[WHAT IS REQUIRED]:
Count the lines below containing "ALTITUDE". Number only.

[Saved entries]:

———

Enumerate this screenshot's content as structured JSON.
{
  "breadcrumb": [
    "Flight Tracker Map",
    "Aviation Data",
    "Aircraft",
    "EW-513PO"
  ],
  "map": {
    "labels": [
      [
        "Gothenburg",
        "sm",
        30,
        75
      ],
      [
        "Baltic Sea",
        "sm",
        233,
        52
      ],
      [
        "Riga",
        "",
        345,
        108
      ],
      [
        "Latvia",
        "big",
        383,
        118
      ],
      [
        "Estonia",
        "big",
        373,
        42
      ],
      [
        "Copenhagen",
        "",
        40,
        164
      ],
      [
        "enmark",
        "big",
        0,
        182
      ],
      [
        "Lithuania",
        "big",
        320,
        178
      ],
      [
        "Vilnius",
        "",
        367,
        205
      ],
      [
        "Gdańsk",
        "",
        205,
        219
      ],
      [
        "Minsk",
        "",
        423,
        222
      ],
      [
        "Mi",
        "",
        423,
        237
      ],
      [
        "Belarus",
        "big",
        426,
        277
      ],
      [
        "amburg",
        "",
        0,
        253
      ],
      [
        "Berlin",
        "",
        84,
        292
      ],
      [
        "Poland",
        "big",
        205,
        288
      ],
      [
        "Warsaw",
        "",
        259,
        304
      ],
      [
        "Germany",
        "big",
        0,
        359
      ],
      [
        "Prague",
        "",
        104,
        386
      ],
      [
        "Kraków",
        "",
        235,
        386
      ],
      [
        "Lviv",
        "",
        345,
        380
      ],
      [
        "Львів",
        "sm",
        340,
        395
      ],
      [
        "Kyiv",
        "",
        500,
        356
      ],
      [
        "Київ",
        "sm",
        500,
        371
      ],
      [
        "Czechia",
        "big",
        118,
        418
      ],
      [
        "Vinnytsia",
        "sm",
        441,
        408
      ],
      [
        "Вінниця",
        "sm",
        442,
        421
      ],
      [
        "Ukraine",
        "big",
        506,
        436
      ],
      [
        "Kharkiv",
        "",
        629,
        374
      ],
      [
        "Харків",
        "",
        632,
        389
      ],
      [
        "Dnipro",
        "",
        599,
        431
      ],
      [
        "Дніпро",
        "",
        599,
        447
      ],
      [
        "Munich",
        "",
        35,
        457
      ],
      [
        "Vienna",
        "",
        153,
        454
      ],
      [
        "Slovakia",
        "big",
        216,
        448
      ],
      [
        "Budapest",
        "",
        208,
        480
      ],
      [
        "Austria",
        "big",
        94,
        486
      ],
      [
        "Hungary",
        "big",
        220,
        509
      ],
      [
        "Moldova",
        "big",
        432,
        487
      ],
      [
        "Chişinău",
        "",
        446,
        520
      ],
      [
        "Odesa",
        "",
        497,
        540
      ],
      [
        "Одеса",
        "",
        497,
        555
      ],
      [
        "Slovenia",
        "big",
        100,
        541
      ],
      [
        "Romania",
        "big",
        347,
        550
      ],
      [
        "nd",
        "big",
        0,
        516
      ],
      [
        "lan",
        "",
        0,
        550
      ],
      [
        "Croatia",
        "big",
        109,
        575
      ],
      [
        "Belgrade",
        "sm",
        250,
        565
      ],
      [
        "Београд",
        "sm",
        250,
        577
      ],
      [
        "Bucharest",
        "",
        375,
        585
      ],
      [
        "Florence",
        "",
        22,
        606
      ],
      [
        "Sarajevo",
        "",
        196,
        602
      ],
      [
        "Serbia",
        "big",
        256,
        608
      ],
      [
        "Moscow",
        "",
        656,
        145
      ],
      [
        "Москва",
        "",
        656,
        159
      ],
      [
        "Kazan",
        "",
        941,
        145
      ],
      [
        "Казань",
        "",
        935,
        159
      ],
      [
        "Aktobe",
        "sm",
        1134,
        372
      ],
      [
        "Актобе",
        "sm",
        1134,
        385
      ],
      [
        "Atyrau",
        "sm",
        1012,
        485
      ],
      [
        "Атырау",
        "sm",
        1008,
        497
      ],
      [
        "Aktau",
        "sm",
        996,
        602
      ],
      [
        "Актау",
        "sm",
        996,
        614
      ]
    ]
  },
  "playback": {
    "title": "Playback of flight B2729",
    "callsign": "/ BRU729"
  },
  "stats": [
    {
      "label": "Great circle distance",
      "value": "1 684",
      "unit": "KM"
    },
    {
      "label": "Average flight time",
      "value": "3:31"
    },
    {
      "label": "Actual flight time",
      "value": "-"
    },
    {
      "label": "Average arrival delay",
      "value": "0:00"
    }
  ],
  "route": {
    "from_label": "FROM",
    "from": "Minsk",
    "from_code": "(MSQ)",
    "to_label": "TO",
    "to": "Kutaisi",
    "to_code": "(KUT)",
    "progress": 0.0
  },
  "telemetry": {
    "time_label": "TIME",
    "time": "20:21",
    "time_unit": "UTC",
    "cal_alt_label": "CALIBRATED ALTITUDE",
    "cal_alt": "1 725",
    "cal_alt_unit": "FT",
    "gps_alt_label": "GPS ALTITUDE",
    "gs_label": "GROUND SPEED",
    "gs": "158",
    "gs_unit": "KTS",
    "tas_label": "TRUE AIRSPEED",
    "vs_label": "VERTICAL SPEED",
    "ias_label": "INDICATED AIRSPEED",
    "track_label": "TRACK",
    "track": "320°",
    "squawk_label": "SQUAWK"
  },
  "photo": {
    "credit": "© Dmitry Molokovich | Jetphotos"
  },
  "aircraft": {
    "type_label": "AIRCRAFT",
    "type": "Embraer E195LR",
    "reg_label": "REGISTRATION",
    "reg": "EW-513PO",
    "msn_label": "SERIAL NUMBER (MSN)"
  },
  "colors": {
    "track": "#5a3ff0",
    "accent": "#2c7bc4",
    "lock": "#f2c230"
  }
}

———

[YOUR SOLUTION]:
2